Fractures of the Knee joint bones are generally treated with immobilization or casting if they are non-displaced.  Certain types of fractures may require surgical intervention to put the pieces of bone together.  Sometimes orthopedic surgeons will use fixation devices to hold the bones into place so they can heal.  Sometimes these fixation devices can be left inside the body.  This is called internal fixation.  Other times, the fixation device is outside the body and this is called external fixation.

Treatment of injuries to the knee cartilage (meniscus) varies from the conservative to invasive as follows:

  • Rest, ice, compression and elevation
  • Anti-inflammatory medications
  • Physical therapy
  • Steroid injections
  • Arthroscopic surgery where the meniscal tear is repaired and the joint is cleaned out

Treatment of injuries to the knee joint ligaments can vary from conservative to aggressive as follows:

  • Rest, ice, compression and elevation
  • Anti-inflammatory medications
  • Physical therapy
  • Steroid injections
  • Surgical reconstruction of the ligament(s) anterior or posterior cruciate ligaments
  • Surgical repair of the medical and lateral collateral ligaments if the patient continues to show instability in the knee

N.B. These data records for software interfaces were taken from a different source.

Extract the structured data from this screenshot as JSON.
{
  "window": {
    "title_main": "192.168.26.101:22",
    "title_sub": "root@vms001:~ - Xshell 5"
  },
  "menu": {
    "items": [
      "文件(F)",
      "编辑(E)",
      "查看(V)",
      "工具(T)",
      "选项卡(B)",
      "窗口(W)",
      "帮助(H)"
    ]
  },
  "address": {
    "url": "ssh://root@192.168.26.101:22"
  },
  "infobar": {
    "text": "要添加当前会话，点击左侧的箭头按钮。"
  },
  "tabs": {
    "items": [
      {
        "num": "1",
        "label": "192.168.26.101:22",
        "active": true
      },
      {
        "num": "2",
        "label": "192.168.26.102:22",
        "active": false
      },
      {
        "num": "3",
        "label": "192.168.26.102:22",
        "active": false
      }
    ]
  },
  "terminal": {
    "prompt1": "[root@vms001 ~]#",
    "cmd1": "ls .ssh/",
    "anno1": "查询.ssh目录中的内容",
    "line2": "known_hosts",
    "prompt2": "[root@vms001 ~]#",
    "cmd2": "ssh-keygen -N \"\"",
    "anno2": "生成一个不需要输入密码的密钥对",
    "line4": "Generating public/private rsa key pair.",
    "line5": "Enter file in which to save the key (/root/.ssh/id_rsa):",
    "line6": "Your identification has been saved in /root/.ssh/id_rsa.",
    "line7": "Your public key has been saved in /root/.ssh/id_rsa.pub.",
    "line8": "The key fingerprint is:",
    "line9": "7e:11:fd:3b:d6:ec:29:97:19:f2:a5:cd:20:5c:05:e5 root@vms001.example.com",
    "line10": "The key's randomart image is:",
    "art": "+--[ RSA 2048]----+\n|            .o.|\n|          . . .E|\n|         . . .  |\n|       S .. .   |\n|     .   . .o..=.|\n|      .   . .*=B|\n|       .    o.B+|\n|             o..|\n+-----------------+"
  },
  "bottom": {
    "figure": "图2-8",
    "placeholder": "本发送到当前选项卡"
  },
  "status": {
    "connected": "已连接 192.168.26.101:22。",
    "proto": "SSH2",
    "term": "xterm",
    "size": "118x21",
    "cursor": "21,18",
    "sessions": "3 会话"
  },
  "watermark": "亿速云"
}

Compensation for Knee Injuries

If you are able to show that the party who caused the car, truck, motorcycle or slip, trip and fall injury, was at fault for the accident, the injured person will be entitled to compensation for his/her knee injuries.  Compensation can include medical bills, hospital bills, lost wages, and the loss of ability to earn money in the future.  However, in a knee case, the injured person needs an attorney that truly understands the dynamics and complexities of the knee joint because the non-economic damage component of these types of cases including the loss of ability to function and/or enjoy life have be articulated to the at fault parties insurance company in a way that it can truly understand what the client has undergone and will undergo in the future with the injury.

If you have any questions about a knee injury after a Florida accident, call Guy S. DiMartino, DC, JD at (352) 267-9168 or fill out the Internet consultation form on the right.

What makes me Unique?

What distinguishes my firm from the many injury firms throughout the state is my background as a chiropractic physician treating injured patients for 17 years. This gives you the benefit of having someone fighting for you that understands the nature and extent of your injuries and your road to recovery.

We are Partners

If you are my client, we are partners in your road to recovery. You will always have direct access to me to have your questions answered.